There are four main types of transformations: Reflection Rotation Translation Resizing It is very important that you know how to apply these transformations and how to describe them fully and correctly.


Describing Reflection is probably the easiest type of transformation. To describe a reflection, you only need to mention the line of reflection. This is the line which basically mirrors the shape. To find the line of reflection, simply connect the two same points of both shapes and locate the mid points. The line of reflection/symmetry is the line that passes through all these points. In the example on the left, there are two reflections: A > B : A is reflected in the line y=0 to create B A > C : A is reflected in the line y=x to create C Drawing When you sketch a reflection on a graph, it is usually sufficient to simply look at the graph and the line of reflection. If you do not feel confident enough to do so, you can simply draw a line from each of the points of the shape to the line of reflection so that this line is 90° to the line of reflection. Then extend the line by the same amount on the other line of the line of symmetry. The ends of these lines will be the points of the reflected shape. In the diagram, this has been done using the green lines.


Describing Rotation involves turning the shape around a certain point on the graph.  To describe any rotation you need to mention the type of transformation (rotation), by how much the shape rotates (eg: 90° or 180°), in which direction (clockwise or counter clockwise) and the centre of rotation. In the example on the right, there are two rotations: A > B : 90° Clockwise Rotation around the origin (0,0) A > C: 180° Rotation around the origin (0,0) (For 180° rotations you do not need to mention the direction of rotation as it will be the same in both directions) Drawing You can again use the line method to draw rotations if you cannot sketch them by just looking at the co-ordinate grid. Simply draw a line from each point to the centre of rotation. Then draw a line that is the same length as the first line and that is at the same angel to the first line than the angle of rotation. In the example on the right, this has been done for the 90° rotation. All lines of the same colour are the same length and have a 90° angle.
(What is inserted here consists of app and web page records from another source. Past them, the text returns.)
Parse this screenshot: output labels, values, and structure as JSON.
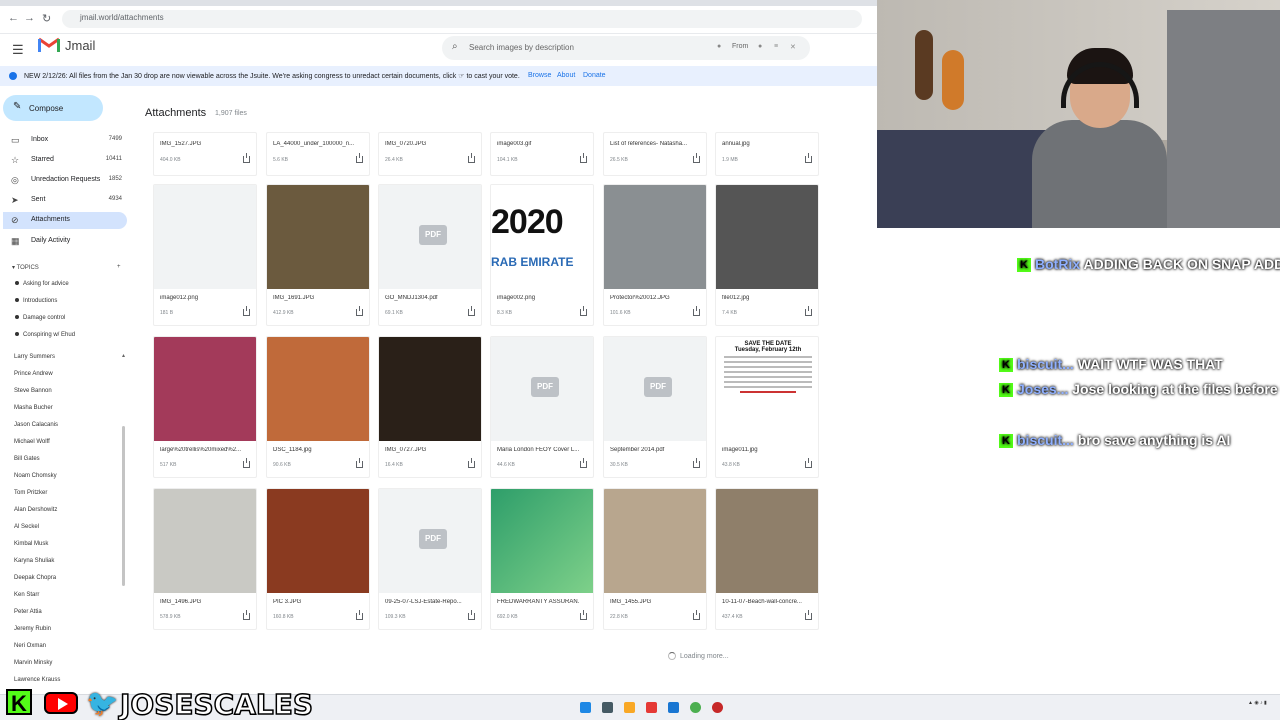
{
  "browser": {
    "url": "jmail.world/attachments"
  },
  "app": {
    "name": "Jmail"
  },
  "search": {
    "placeholder": "Search images by description",
    "from_label": "From"
  },
  "banner": {
    "text": "NEW 2/12/26: All files from the Jan 30 drop are now viewable across the Jsuite. We're asking congress to unredact certain documents, click ☞ to cast your vote.",
    "links": [
      "Browse",
      "About",
      "Donate"
    ]
  },
  "sidebar": {
    "compose": "Compose",
    "items": [
      {
        "label": "Inbox",
        "count": "7499",
        "icon": "inbox-icon"
      },
      {
        "label": "Starred",
        "count": "10411",
        "icon": "star-icon"
      },
      {
        "label": "Unredaction Requests",
        "count": "1852",
        "icon": "eye-off-icon"
      },
      {
        "label": "Sent",
        "count": "4934",
        "icon": "send-icon"
      },
      {
        "label": "Attachments",
        "count": "",
        "icon": "paperclip-icon"
      },
      {
        "label": "Daily Activity",
        "count": "",
        "icon": "calendar-icon"
      }
    ],
    "topics_label": "TOPICS",
    "topics": [
      "Asking for advice",
      "Introductions",
      "Damage control",
      "Conspiring w/ Ehud"
    ],
    "people": [
      "Larry Summers",
      "Prince Andrew",
      "Steve Bannon",
      "Masha Bucher",
      "Jason Calacanis",
      "Michael Wolff",
      "Bill Gates",
      "Noam Chomsky",
      "Tom Pritzker",
      "Alan Dershowitz",
      "Al Seckel",
      "Kimbal Musk",
      "Karyna Shuliak",
      "Deepak Chopra",
      "Ken Starr",
      "Peter Attia",
      "Jeremy Rubin",
      "Neri Oxman",
      "Marvin Minsky",
      "Lawrence Krauss"
    ]
  },
  "main": {
    "title": "Attachments",
    "count": "1,907 files",
    "loading": "Loading more...",
    "row0": [
      {
        "name": "IMG_1527.JPG",
        "size": "404.0 KB"
      },
      {
        "name": "LA_44000_under_100000_n...",
        "size": "5.6 KB"
      },
      {
        "name": "IMG_0720.JPG",
        "size": "26.4 KB"
      },
      {
        "name": "image003.gif",
        "size": "104.1 KB"
      },
      {
        "name": "List of references- Natasha...",
        "size": "26.5 KB"
      },
      {
        "name": "annual.jpg",
        "size": "1.9 MB"
      }
    ],
    "row1": [
      {
        "name": "image012.png",
        "size": "181 B"
      },
      {
        "name": "IMG_1691.JPG",
        "size": "412.9 KB"
      },
      {
        "name": "GO_MNDJ1304.pdf",
        "size": "69.1 KB"
      },
      {
        "name": "image002.png",
        "size": "8.3 KB"
      },
      {
        "name": "Protector%20012.JPG",
        "size": "101.6 KB"
      },
      {
        "name": "file012.jpg",
        "size": "7.4 KB"
      }
    ],
    "row2": [
      {
        "name": "large%20trellis%20mixed%2...",
        "size": "517 KB"
      },
      {
        "name": "DSC_1184.jpg",
        "size": "90.6 KB"
      },
      {
        "name": "IMG_0727.JPG",
        "size": "16.4 KB"
      },
      {
        "name": "Maria London FEOY Cover L...",
        "size": "44.6 KB"
      },
      {
        "name": "September 2014.pdf",
        "size": "30.5 KB"
      },
      {
        "name": "image011.jpg",
        "size": "43.8 KB"
      }
    ],
    "row3": [
      {
        "name": "IMG_1496.JPG",
        "size": "578.9 KB"
      },
      {
        "name": "PIC 3.JPG",
        "size": "160.8 KB"
      },
      {
        "name": "09-25-07-LSJ-Estate-Repo...",
        "size": "109.3 KB"
      },
      {
        "name": "FREDWARRANTY ASSURAN...",
        "size": "692.0 KB"
      },
      {
        "name": "IMG_1455.JPG",
        "size": "22.8 KB"
      },
      {
        "name": "10-11-07-Beach-wall-concre...",
        "size": "437.4 KB"
      }
    ],
    "partial_texts": {
      "year": "2020",
      "emirates": "RAB EMIRATE",
      "flyer_title": "SAVE THE DATE",
      "flyer_sub": "Tuesday, February 12th",
      "pdf": "PDF"
    }
  },
  "overlay_chat": {
    "lines": [
      {
        "user": "BotRix",
        "text": "ADDING BACK ON SNAP ADD ME BELOW"
      },
      {
        "user": "biscuit...",
        "text": "WAIT WTF WAS THAT"
      },
      {
        "user": "Joses...",
        "text": "Jose looking at the files before Grab"
      },
      {
        "user": "biscuit...",
        "text": "bro save anything is AI"
      }
    ]
  },
  "stream_branding": {
    "handle": "JOSESCALES"
  },
  "colors": {
    "accent": "#1a73e8",
    "compose": "#c2e7ff",
    "active": "#d3e3fd",
    "kick": "#53fc18"
  }
}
Describing Translation is when we move a shape without changing its orientation or size. To describe a translated shape we use the phrase “translated by vector       “ where x is the horizontal and y the vertical movement. There are two examples on the left. A > B: Translated by Vector A > C: Translated by Vector Drawing Drawing translated shapes is very easy. You simply have to draw the shape in a different place. When ding so by looking at the vector, the top value is the horizontal movement (down if negative/up if positive) and the bottom value is the vertical movement (left if negative/right if positive). For the first example, this has been shown with arrows.


Describing Resizing is when we resize the shape. This is usually called enlargement no matter if the shape becomes larger or smaller. To describe an enlargement, we need to know the centre of enlargement (the point from which the object is enlarged). We can find it by connecting the the same points from the original object and the enlarged object by lines. The points where these lines intersect is the centre of enlargement. We also need to know the scale factor by which the object is enlarged (how much bigger or smaller the object is). There are three examples on the right. A > B: Enlarged by scale factor 2 from the origin (0,0) A > C: Enlarged by scale factor -1 from the origin (0,0) (negative scale factors result in the object being rotated 180°) A > D: Enlarged by scale factor 1/2 from the origin (0,0) (fractional scale factors result in the object being smaller. Eg: scale factor of 1/2 results in half the size) Drawing Resizing shapes is relatively easy. Simply draw a line from the centre of enlargement to each point of the shape as has been done with the green lines in the example. Now measure the distance length of this line and multiply it by the scale factor. So if we have a scale factor of two and the point of the shape is 1 away from the centre of enlargement, the new point will be 2 away from the centre of enlargement. The same also works for fractional scale factor just that the object will become smaller. If you are pretty confident you can also just use the coordinates so that you do not have to draw lines all the time. When you have a negative scale factor just imagine it was positive and then rotate the enlarged shape by 180°.

Learn About Coordinate Geometry

Now you should master the basics of transformations. Next you should try to learn a bit about coordinate geometry to improve your knowledge and skills with coordinate planes. You can also select a completely different topic from our library. Please share this page if you like it or found it helpful!
ULTIMATE MATHS Becoming an Accomplished Mathematician Ultimate Maths is a professional maths website that gives students the opportunity to learn, revise and apply different maths skills. We provide a wide range of lessons and resources...
Contact Get in touch by using the Contact Us button.
Stay Updated Visit our Forum & Blog  to stay updated about the latest Ultimate Maths News
Quality Content A wide range of quality learning resources is at your disposal.
Effective Teaching Explanations, examples and questions combined for an effective learning experience.
Easy Navigation A simple user interface ensures that you find the topics you are looking for.
Excellent Support Our fast and reliable support answer all your questions to your satisfaction.
Chapter 32:  Learning Outcomes Students will learn how to carry out numerous transformations including reflection, resizing, rotation and translation!



Follow Us!